=== Provided records ===
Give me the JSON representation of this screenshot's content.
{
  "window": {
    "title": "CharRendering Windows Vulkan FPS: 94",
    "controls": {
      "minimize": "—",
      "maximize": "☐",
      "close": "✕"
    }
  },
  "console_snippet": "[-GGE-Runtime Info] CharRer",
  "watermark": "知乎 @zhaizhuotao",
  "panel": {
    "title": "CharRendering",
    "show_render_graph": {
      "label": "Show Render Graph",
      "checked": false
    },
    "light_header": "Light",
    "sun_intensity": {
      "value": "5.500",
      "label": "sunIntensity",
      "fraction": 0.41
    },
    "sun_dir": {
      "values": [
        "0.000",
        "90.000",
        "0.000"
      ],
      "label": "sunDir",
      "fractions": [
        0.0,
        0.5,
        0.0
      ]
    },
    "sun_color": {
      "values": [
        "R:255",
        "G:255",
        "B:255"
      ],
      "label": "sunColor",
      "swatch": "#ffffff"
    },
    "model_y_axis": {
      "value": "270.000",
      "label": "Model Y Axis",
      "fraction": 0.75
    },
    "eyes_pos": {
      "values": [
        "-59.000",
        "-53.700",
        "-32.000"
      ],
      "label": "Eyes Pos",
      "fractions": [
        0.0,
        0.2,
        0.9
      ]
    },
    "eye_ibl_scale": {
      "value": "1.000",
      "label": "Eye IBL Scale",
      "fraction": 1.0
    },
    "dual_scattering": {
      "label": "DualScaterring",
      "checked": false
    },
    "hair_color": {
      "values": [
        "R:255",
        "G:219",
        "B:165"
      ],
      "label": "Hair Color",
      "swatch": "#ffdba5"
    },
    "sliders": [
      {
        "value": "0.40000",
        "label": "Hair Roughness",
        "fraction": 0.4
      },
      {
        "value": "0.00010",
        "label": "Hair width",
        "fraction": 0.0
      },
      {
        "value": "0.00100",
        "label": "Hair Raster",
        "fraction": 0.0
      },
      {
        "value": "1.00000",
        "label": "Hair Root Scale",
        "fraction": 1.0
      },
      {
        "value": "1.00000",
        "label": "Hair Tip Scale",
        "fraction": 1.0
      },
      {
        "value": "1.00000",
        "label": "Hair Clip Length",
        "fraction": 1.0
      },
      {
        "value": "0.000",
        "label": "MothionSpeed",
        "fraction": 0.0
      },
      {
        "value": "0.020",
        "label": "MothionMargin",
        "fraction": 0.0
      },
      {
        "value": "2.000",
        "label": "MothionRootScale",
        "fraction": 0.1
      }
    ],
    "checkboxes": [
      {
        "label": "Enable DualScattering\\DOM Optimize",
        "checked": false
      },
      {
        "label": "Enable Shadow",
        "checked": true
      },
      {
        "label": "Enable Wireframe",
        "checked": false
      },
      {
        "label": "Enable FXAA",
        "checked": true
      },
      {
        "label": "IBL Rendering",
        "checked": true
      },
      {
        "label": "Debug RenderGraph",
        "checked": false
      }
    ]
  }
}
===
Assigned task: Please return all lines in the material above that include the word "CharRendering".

Written answer:
    "title": "CharRendering Windows Vulkan FPS: 94",
    "title": "CharRendering",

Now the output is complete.